Read the Mother Jones article -- thanks for the link! -- and I think that without explicitly concluding so, it has made obvious that the Chicago financing scheme is a loan that exists only on paper for purpose of giving Trump a place to hide taxable income from his deal with the original lender. Debt parking is being used by him as a stratagem that allows him to "be his own banker," a characterization he's bragged about. 'No, I built a great business and don’t need banks, but if I did they would be there,' he tweeted.

The article confesses that the IRS audit wouldn't detect if or how an illegal debt parking scheme occurred. That it would take a forensic accountant to dig through the paper and find the clues. Well, unlucky for Trump, it looks like Vance, who is leading the investigation into the NY tax case against him, might have just got one to look at the papers it has in its possession already.

While SCOTUS hasn't ruled on Trump being forced to turn over 2011-2018(?) returns in compliance with the NY AG subpoena, Vance's team has had access to a lot of his financial transactions papers. Because they do, Vance hired a forensic accounting firm, FTI Consulting, to aid in his investigation.
The person with knowledge of the investigation told (WaPo) that FTI's analysts had likely already reviewed some of Trump's dealings as part of a grand-jury investigation and could testify if criminal charges were filed.


That happened at the end of last month, and I imagine, further, that the news today that Vance has called back Michael Cohen for further interviews is connected to FTI discoveries made and/or suspected illegal financial maneuverings being confirmed by the forensic accountants.

Both actions more than hint that Vance is at the point of preparing witnesses for testimony and that charges against Trump are soon to be filed after two years of investigation.

8Limelite
Ene 22, 4:19pm

Recently Retired Old Man of Mar-a-Lago Sees Second Florida Bank Refuse His Business

Two Miami-area banks have severed ties with Trump.
Miami Lakes-based BankUnited announced it was ending its relationship with the former president. New financial records show Trump maintained two money-market accounts there that held a total of more than $5.1 million.

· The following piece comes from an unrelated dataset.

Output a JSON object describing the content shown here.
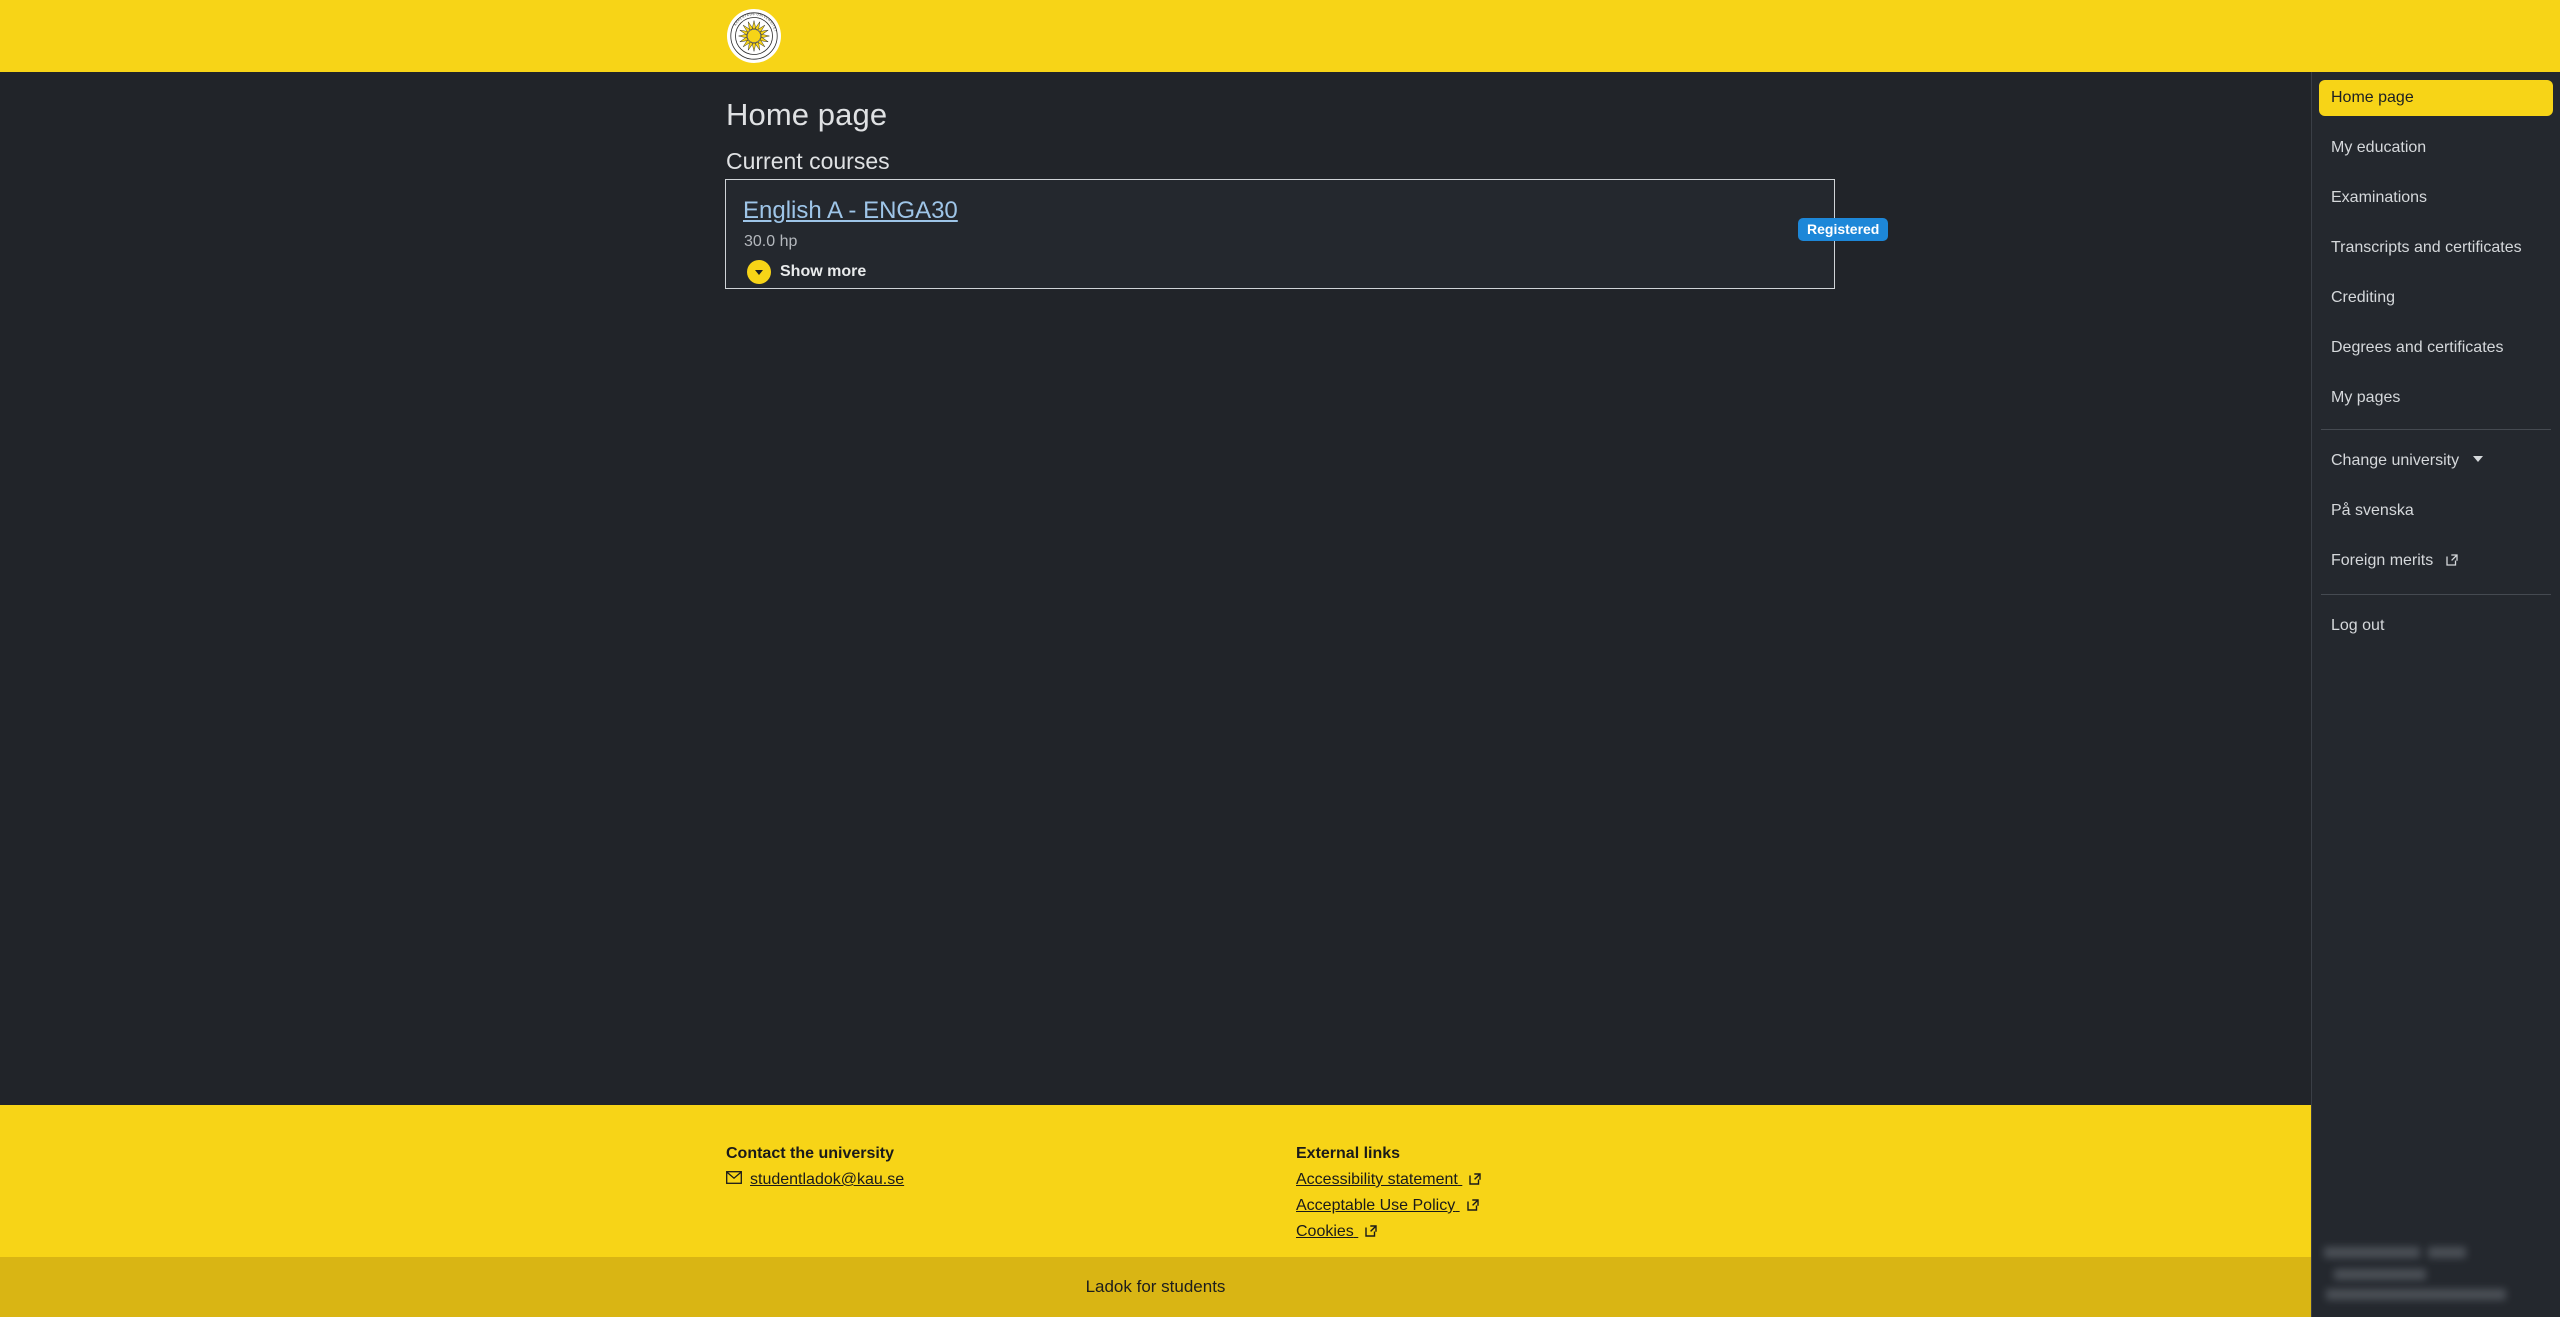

“We never had a lending relationship with Donald Trump and we no longer have any depository relationship with him,” a bank representative said in an emailed statement.

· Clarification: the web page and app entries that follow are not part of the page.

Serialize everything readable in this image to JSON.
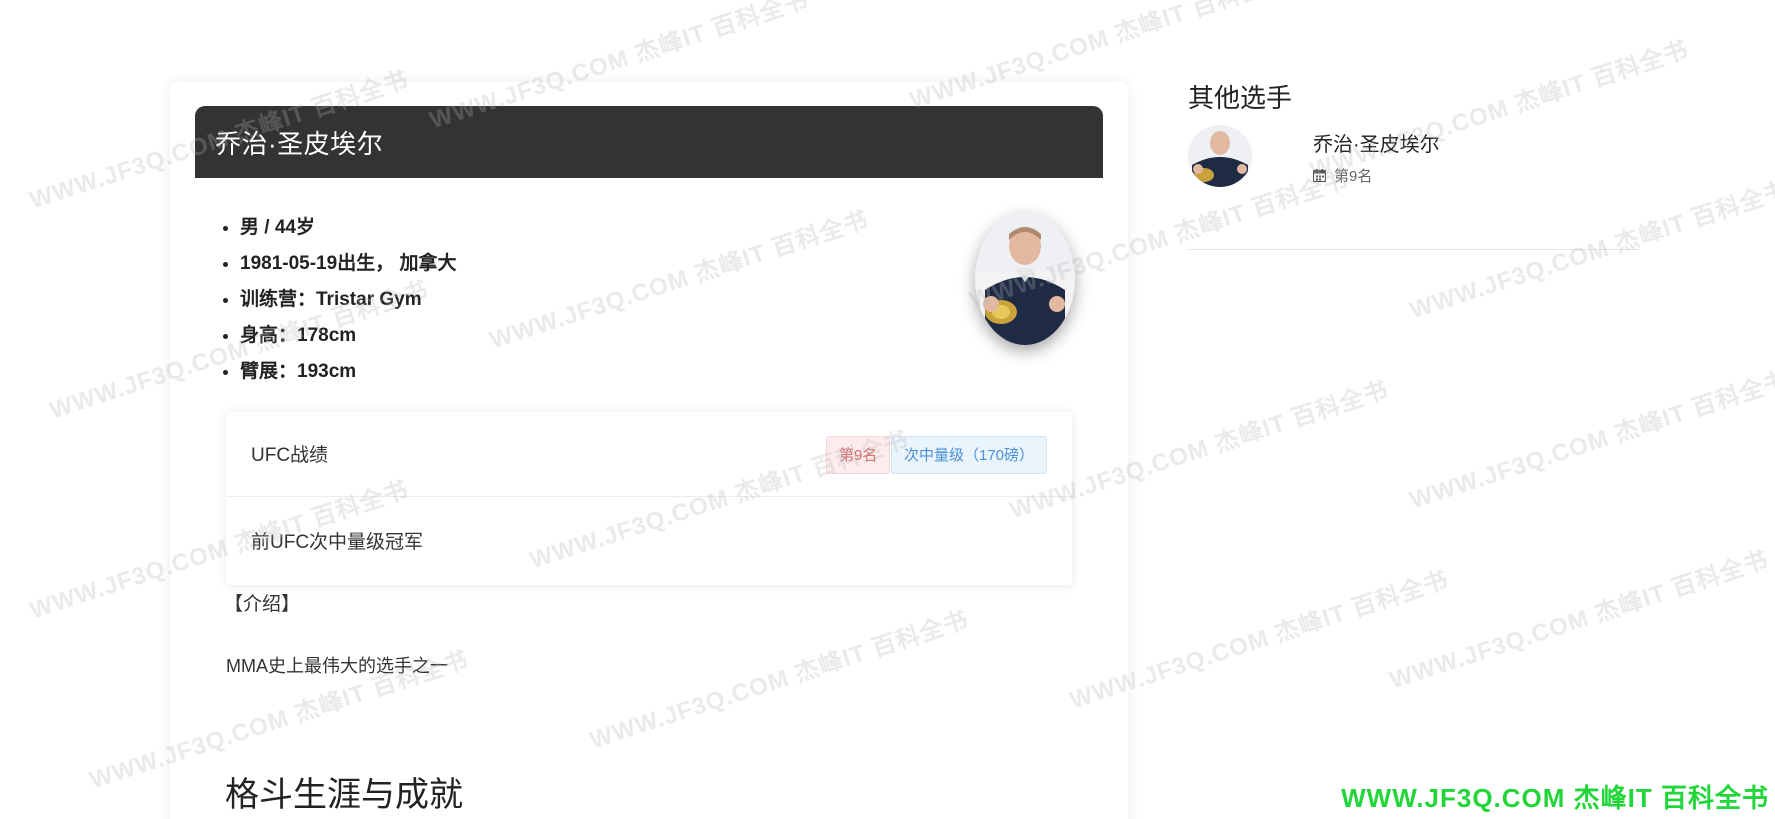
{
  "main": {
    "title": "乔治·圣皮埃尔",
    "info": [
      "男 / 44岁",
      "1981-05-19出生， 加拿大",
      "训练营：Tristar Gym",
      "身高：178cm",
      "臂展：193cm"
    ],
    "record": {
      "label": "UFC战绩",
      "rank_badge": "第9名",
      "weight_badge": "次中量级（170磅）",
      "body": "前UFC次中量级冠军"
    },
    "intro_title": "【介绍】",
    "intro_text": "MMA史上最伟大的选手之一",
    "section_heading": "格斗生涯与成就"
  },
  "sidebar": {
    "title": "其他选手",
    "items": [
      {
        "name": "乔治·圣皮埃尔",
        "rank": "第9名"
      }
    ]
  },
  "watermark": {
    "text": "WWW.JF3Q.COM 杰峰IT 百科全书",
    "corner_text": "WWW.JF3Q.COM 杰峰IT 百科全书"
  },
  "colors": {
    "title_bar": "#333333",
    "rank_badge_bg": "#fdeced",
    "rank_badge_text": "#d96a6a",
    "weight_badge_bg": "#eaf4fd",
    "weight_badge_text": "#4a91d3",
    "corner_watermark": "#22d63a"
  }
}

Coral Gables-based firm, Professional Bank, loaned $11.2 million to Trump’s family in 2018 to purchase a property adjacent to Trump’s Mar-a-Lago club in Palm Beach, and also held a money-market account in Trump’s name valued between $5 million and $25 million.

The terminations follow moves by Trump’s main financial backers, Deutsche Bank AG and New York-based Signature Bank, which ended relationships with Trump and his related business entities following the Jan. 6 riots on Capitol Hill. Signature, a longtime banker to Trump’s family, called on the former president to resign following the insurrection.


“We have never before commented on any political matter and hope to never do so again,” Signature said in its statement. The bank will not do business in the future with any members of Congress who voted to disregard Electoral College results, Bloomberg reported.
Neither Miami area bank gave further details about their decision, but there are two possible guesses: 1) Trump cashed out his account in the one and stiffed the other for his real estate loan after cashing out of it, too. Or, 2) Political troubles and probable criminal troubles Trump will soon be defending are enough to realize they've probably been used to launder money for a crook.

9John5918
Editado: Ene 22, 11:24pm

>4 Limelite: I hope the GSA finds it necessary to make life hell for him for as long as his brand is on the property

I would rather hope that the GSA finds it necessary to treat him as impartially as it would treat any other tenant, showing neither favour nor petty vindictiveness.